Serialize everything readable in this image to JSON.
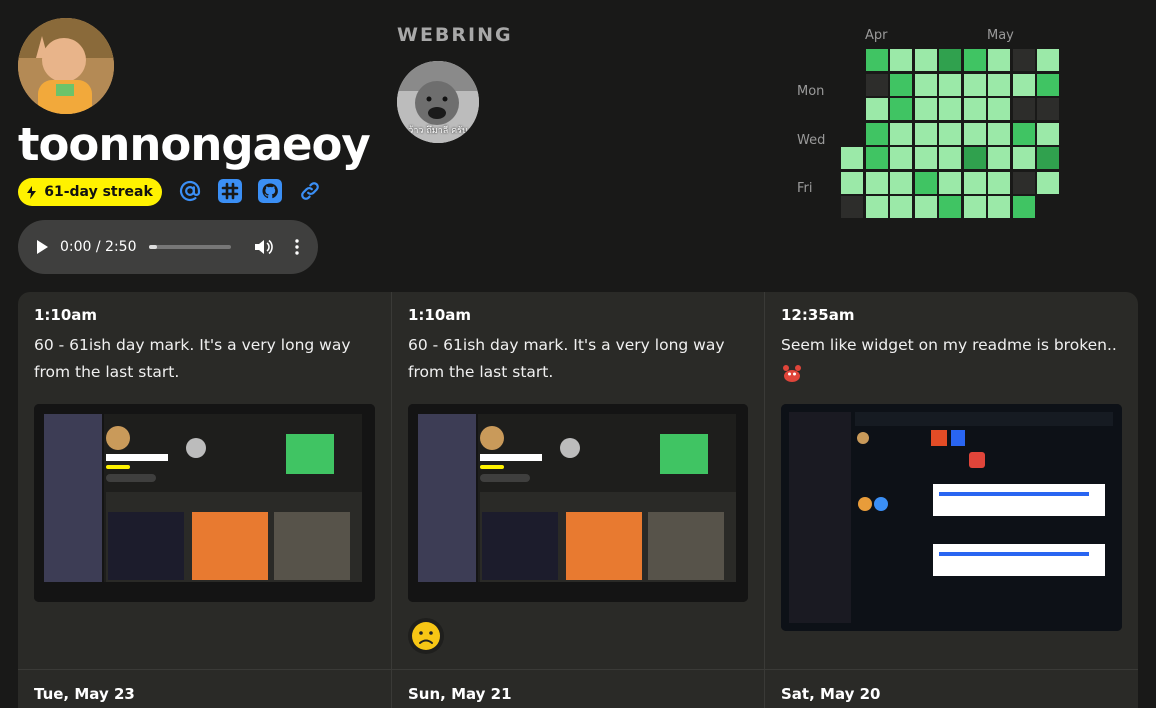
{
  "profile": {
    "username": "toonnongaeoy",
    "streak_label": "61-day streak",
    "link_icons": [
      "at-icon",
      "slack-icon",
      "github-icon",
      "link-icon"
    ]
  },
  "audio": {
    "time": "0:00 / 2:50",
    "progress": 0.1
  },
  "webring": {
    "title": "WEBRING",
    "caption": "ว้าว ถึมาลี ครับ"
  },
  "heatmap": {
    "months": [
      "Apr",
      "May"
    ],
    "days": [
      "Mon",
      "Wed",
      "Fri"
    ],
    "colors": {
      "empty": "#2d2d2b",
      "level1": "#9be9a8",
      "level2": "#40c463",
      "level3": "#30a14e",
      "level4": "#216e39"
    },
    "weeks": [
      [
        0,
        0,
        0,
        0,
        1,
        1,
        0
      ],
      [
        2,
        0,
        1,
        2,
        2,
        1,
        1
      ],
      [
        1,
        2,
        2,
        1,
        1,
        1,
        1
      ],
      [
        1,
        1,
        1,
        1,
        1,
        2,
        1
      ],
      [
        3,
        1,
        1,
        1,
        1,
        1,
        2
      ],
      [
        2,
        1,
        1,
        1,
        3,
        1,
        1
      ],
      [
        1,
        1,
        1,
        1,
        1,
        1,
        1
      ],
      [
        0,
        1,
        0,
        2,
        1,
        0,
        2
      ],
      [
        1,
        2,
        0,
        1,
        3,
        1,
        1
      ]
    ]
  },
  "posts": [
    {
      "time": "1:10am",
      "text": "60 - 61ish day mark. It's a very long way from the last start."
    },
    {
      "time": "1:10am",
      "text": "60 - 61ish day mark. It's a very long way from the last start."
    },
    {
      "time": "12:35am",
      "text": "Seem like widget on my readme is broken.."
    }
  ],
  "day_headers": [
    "Tue, May 23",
    "Sun, May 21",
    "Sat, May 20"
  ],
  "reactions": {
    "frown": "frown-emoji",
    "crab": "crab-emoji"
  }
}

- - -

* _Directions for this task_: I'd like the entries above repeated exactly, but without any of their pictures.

* _Task solution_:
Serialize everything readable in this image to JSON.
{
  "profile": {
    "username": "toonnongaeoy",
    "streak_label": "61-day streak",
    "link_icons": [
      "at-icon",
      "slack-icon",
      "github-icon",
      "link-icon"
    ]
  },
  "audio": {
    "time": "0:00 / 2:50",
    "progress": 0.1
  },
  "webring": {
    "title": "WEBRING",
    "caption": "ว้าว ถึมาลี ครับ"
  },
  "heatmap": {
    "months": [
      "Apr",
      "May"
    ],
    "days": [
      "Mon",
      "Wed",
      "Fri"
    ],
    "colors": {
      "empty": "#2d2d2b",
      "level1": "#9be9a8",
      "level2": "#40c463",
      "level3": "#30a14e",
      "level4": "#216e39"
    },
    "weeks": [
      [
        0,
        0,
        0,
        0,
        1,
        1,
        0
      ],
      [
        2,
        0,
        1,
        2,
        2,
        1,
        1
      ],
      [
        1,
        2,
        2,
        1,
        1,
        1,
        1
      ],
      [
        1,
        1,
        1,
        1,
        1,
        2,
        1
      ],
      [
        3,
        1,
        1,
        1,
        1,
        1,
        2
      ],
      [
        2,
        1,
        1,
        1,
        3,
        1,
        1
      ],
      [
        1,
        1,
        1,
        1,
        1,
        1,
        1
      ],
      [
        0,
        1,
        0,
        2,
        1,
        0,
        2
      ],
      [
        1,
        2,
        0,
        1,
        3,
        1,
        1
      ]
    ]
  },
  "posts": [
    {
      "time": "1:10am",
      "text": "60 - 61ish day mark. It's a very long way from the last start."
    },
    {
      "time": "1:10am",
      "text": "60 - 61ish day mark. It's a very long way from the last start."
    },
    {
      "time": "12:35am",
      "text": "Seem like widget on my readme is broken.."
    }
  ],
  "day_headers": [
    "Tue, May 23",
    "Sun, May 21",
    "Sat, May 20"
  ],
  "reactions": {
    "frown": "frown-emoji",
    "crab": "crab-emoji"
  }
}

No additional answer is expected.